Deep Earth Interior
Our broad picture of the Earth's deep interior is that it is approximately a sphere made up of a solid inner core immersed in a fluid outer core, both of them being mainly constituted of iron. The outer core, with a radius of approximately 3480 km, is itself surrounded by the mantle, whose main constituents are silicates. At short timescales, say from a fraction of a second up to years, the mantle deforms as a solid body, allowing for the propagation of seismic shear waves. At very long timescales, the mantle is convecting as a viscous fluid. Analysis of geochemical, seismological, geodetic, geomagnetic, and other geophysical data, coupled to theoretical and numerical modeling, of course provide a much more refined description of the dynamics and structure of the Earth's interior. Departures from spherical symmetry, couplings between the inner core, outer core and mantle, chemical composition, solidification of the outer core leading to the growth of the inner core, thermodynamics over a large range of timescales, generation of the magnetic field, or heat generated by radioactive elements are only but a few of the topics studied nowadays by the community of scientists interested in the Earth's deep interior. Within the framework of a LIA, we wish to connect distinct domains of geophysics and geodesy - global geodynamics, long-period seismology and Earth rotation.

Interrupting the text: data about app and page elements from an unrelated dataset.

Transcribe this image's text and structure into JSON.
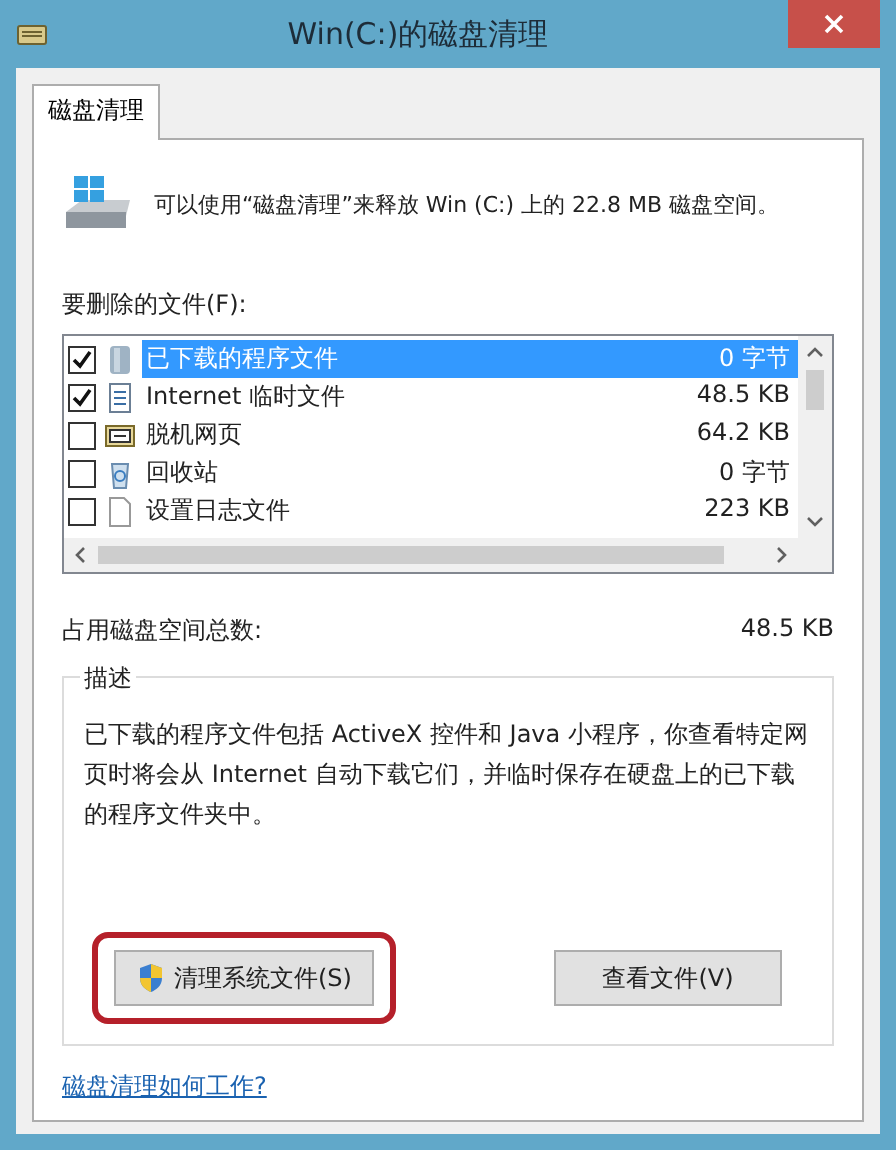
{
  "window": {
    "title": "Win(C:)的磁盘清理"
  },
  "tabs": [
    {
      "label": "磁盘清理",
      "selected": true
    }
  ],
  "intro": "可以使用“磁盘清理”来释放 Win (C:) 上的 22.8 MB 磁盘空间。",
  "files_label": "要删除的文件(F):",
  "files": [
    {
      "name": "已下载的程序文件",
      "size": "0 字节",
      "checked": true,
      "selected": true,
      "kind": "folder"
    },
    {
      "name": "Internet 临时文件",
      "size": "48.5 KB",
      "checked": true,
      "selected": false,
      "kind": "doc"
    },
    {
      "name": "脱机网页",
      "size": "64.2 KB",
      "checked": false,
      "selected": false,
      "kind": "web"
    },
    {
      "name": "回收站",
      "size": "0 字节",
      "checked": false,
      "selected": false,
      "kind": "bin"
    },
    {
      "name": "设置日志文件",
      "size": "223 KB",
      "checked": false,
      "selected": false,
      "kind": "page"
    }
  ],
  "total": {
    "label": "占用磁盘空间总数:",
    "value": "48.5 KB"
  },
  "description": {
    "title": "描述",
    "text": "已下载的程序文件包括 ActiveX 控件和 Java 小程序，你查看特定网页时将会从 Internet 自动下载它们，并临时保存在硬盘上的已下载的程序文件夹中。"
  },
  "buttons": [
    {
      "label": "清理系统文件(S)",
      "kind": "shield",
      "highlighted": true
    },
    {
      "label": "查看文件(V)",
      "kind": "plain",
      "highlighted": false
    }
  ],
  "help_link": "磁盘清理如何工作?"
}
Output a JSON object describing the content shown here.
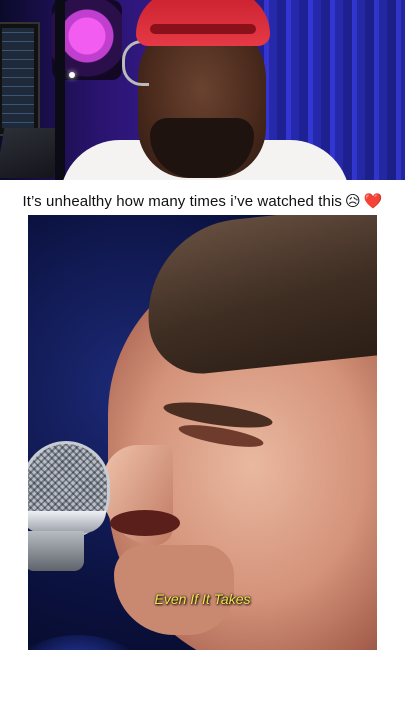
{
  "caption": {
    "text": "It’s unhealthy how many times i’ve watched this",
    "emoji_face": "😥",
    "emoji_heart": "❤️"
  },
  "main_video": {
    "subtitle": "Even If It Takes"
  },
  "colors": {
    "subtitle": "#f2e24a",
    "background": "#ffffff",
    "heart": "#e0243a"
  }
}
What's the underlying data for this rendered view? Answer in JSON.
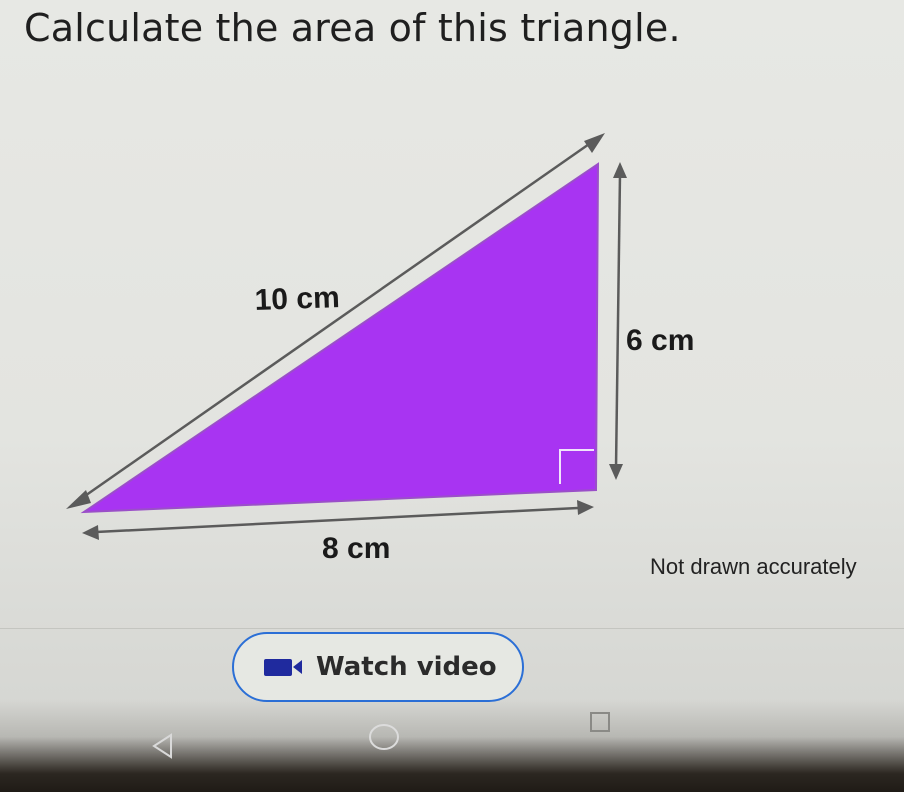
{
  "question": {
    "title": "Calculate the area of this triangle."
  },
  "diagram": {
    "hypotenuse_label": "10 cm",
    "height_label": "6 cm",
    "base_label": "8 cm",
    "fill_color": "#a834f2",
    "note": "Not drawn accurately"
  },
  "video": {
    "button_label": "Watch video",
    "accent_color": "#2b6fd6",
    "icon": "video-camera-icon"
  },
  "navigation": {
    "back_icon": "back-triangle-icon",
    "home_icon": "home-circle-icon",
    "recent_icon": "recent-apps-square-icon"
  }
}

There will be four sub-axis allowing dealing with:
(1) High resolution imaging of deep structures by full waveform inversion;
(2) Imaging of seismic anisotropy;
(3) Constraining the Earth's structure and dynamics (normal modes data of the core)
(4) Computational geodynamics and seismic attenuation in the crust